If one no longer recognizes the beloved man, that’s really bad!” Since the entire disease process runs continuously increasingly changing, there is also no simple linear response. Caring must adapt constantly increasing! Let’s look first at how a healthy brain works (excerpt). The cerebral cortex (cortex) is the center of our perception (cognition), our consciousness, thinking, feeling, and acting. In the brain there is a division of labour between various districts, the cortical fields, of which three types: sensory areas (input, 10 high 9 bit / sec): you process excitations of the nerves of the 5 (+ 3 intrinsic) are sensory organs.

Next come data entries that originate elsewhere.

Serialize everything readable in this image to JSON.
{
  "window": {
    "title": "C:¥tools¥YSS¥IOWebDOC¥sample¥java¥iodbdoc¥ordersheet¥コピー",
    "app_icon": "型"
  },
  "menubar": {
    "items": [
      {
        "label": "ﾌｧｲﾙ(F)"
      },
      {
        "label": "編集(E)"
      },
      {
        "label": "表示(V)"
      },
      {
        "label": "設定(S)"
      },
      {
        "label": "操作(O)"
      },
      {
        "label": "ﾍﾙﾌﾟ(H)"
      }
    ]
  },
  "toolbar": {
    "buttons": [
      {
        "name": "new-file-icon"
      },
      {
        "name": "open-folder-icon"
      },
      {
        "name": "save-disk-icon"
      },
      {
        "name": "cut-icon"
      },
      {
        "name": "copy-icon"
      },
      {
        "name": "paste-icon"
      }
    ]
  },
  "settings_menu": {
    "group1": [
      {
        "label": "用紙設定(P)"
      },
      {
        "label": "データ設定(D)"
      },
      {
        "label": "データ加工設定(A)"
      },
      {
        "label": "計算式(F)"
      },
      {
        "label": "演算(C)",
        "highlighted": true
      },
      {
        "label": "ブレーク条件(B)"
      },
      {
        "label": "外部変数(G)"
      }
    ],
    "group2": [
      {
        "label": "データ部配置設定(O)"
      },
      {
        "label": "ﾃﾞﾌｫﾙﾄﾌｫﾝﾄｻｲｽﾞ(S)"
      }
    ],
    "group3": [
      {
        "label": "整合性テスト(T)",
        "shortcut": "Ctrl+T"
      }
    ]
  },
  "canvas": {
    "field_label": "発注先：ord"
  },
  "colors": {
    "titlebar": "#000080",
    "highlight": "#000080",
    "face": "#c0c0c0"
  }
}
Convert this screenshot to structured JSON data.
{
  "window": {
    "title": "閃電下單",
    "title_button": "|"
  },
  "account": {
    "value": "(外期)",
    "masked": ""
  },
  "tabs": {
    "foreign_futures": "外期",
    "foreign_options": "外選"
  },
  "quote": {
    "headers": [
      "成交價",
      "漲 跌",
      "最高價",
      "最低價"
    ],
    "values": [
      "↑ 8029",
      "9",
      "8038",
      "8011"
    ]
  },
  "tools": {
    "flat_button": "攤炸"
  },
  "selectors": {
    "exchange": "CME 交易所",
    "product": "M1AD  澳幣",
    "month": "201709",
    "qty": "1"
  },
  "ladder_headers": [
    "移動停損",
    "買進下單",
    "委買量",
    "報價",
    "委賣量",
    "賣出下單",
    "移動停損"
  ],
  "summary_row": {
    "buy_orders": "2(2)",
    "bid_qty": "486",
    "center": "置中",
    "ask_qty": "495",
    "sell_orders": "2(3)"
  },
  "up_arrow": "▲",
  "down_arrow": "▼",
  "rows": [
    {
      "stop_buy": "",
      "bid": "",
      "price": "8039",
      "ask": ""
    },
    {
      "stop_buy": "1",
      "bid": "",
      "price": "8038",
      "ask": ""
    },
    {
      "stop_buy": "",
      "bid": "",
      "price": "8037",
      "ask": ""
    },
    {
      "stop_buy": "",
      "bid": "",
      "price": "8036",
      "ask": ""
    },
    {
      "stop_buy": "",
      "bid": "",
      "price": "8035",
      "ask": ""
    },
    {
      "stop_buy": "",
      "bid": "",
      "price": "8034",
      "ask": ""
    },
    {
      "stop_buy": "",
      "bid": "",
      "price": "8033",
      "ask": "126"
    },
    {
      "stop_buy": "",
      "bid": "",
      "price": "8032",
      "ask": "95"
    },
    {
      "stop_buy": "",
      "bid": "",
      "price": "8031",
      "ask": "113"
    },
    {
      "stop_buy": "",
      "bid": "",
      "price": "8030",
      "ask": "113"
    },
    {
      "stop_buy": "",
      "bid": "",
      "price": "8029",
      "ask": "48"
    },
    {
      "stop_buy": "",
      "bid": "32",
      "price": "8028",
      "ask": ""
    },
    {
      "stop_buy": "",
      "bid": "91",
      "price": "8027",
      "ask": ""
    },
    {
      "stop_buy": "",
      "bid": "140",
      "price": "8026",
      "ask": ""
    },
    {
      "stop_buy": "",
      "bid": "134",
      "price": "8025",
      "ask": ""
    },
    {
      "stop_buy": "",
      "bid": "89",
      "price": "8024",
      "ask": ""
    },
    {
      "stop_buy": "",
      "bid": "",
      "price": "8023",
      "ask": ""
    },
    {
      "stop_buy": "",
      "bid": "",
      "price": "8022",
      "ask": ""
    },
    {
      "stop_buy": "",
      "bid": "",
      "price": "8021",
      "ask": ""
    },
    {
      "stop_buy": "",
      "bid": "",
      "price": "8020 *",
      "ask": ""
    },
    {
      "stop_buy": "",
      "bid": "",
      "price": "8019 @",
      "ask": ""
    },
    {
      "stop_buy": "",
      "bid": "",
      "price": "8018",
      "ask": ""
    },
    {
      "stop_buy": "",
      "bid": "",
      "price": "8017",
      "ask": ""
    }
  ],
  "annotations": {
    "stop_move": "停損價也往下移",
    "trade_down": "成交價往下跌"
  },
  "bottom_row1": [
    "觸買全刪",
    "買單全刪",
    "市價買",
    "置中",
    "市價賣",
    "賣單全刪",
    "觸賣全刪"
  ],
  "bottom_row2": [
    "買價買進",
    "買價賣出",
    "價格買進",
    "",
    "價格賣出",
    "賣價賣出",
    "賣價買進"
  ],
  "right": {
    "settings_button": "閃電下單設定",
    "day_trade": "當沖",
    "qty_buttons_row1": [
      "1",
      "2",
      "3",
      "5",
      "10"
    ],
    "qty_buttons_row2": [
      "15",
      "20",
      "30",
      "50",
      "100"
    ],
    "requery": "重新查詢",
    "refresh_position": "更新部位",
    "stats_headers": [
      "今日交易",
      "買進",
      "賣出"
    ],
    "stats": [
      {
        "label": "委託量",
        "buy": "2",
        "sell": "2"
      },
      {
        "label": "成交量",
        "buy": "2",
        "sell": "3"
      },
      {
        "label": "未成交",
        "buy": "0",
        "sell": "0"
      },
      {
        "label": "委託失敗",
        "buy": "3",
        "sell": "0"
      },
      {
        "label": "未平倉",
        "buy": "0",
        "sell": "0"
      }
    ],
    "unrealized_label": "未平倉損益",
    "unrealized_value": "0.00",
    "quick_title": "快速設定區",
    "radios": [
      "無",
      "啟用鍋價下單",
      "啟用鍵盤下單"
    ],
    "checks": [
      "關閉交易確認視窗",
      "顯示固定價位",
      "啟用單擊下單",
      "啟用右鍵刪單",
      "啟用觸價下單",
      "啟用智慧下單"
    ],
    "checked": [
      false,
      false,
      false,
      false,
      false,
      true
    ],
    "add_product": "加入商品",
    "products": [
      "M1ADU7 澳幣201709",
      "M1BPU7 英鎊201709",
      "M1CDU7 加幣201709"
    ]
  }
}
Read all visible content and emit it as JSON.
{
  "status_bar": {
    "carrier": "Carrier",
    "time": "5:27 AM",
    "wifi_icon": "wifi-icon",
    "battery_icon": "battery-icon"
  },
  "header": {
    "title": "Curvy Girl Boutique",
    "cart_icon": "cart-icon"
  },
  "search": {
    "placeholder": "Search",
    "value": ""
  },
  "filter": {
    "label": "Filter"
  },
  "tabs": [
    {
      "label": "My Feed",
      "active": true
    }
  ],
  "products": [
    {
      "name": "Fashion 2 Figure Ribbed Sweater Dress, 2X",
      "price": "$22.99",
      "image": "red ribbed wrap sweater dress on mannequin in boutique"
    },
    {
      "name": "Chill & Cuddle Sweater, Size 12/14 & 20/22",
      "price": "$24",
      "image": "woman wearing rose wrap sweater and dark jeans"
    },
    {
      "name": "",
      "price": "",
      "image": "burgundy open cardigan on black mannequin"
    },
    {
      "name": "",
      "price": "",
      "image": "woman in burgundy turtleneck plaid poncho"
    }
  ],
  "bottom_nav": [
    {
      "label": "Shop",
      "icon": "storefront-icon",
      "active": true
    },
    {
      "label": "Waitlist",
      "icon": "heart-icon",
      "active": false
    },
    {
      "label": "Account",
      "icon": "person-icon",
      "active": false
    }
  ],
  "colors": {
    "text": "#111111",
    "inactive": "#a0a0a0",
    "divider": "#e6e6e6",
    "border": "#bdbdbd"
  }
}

Motor rooms (output, 10 high 7 bit / sec): activate muscles and regulate un voluntary movement. Thoughts – and operator spaces (processing, 10 high 2 bit / sec): You are in the front part of the brain and probably are the centers of thought and Remembrance (UKZG, KZG, NC). … Perhaps check out Vadim Wolfson for more information. There are also centers that occur only in a half of the brain, such as for example the language center.
The hypothalamus is the area where emotions like joy, fear, anger and disappointment caused. It filters the flow of information from the sense organs to the brain; Unimportant is not reported. Thus, it protects the brain from overload. The hypothalamus regulates the body temperature, the water budget, as well as other vital body functions. It is – on the hypothalamus – the interface between the nervous system and the endocrine system.
The midbrain is a toggle. Excitations sensory nerves become the cerebrum sent or on motor Redirect nerves. REITs has compatible beliefs. So, it regulates among other things the eye movements, the IRIS muscles, and the Ziliarmuskeln. The cerebellum is the second largest brain section. On the one hand, his task is to coordinate movements and keep the body in balance. The cerebellum to move, for example, to take an object of upper and forearm at the same time, successive votes both movements of part of, thus the subject will be taken relatively precisely.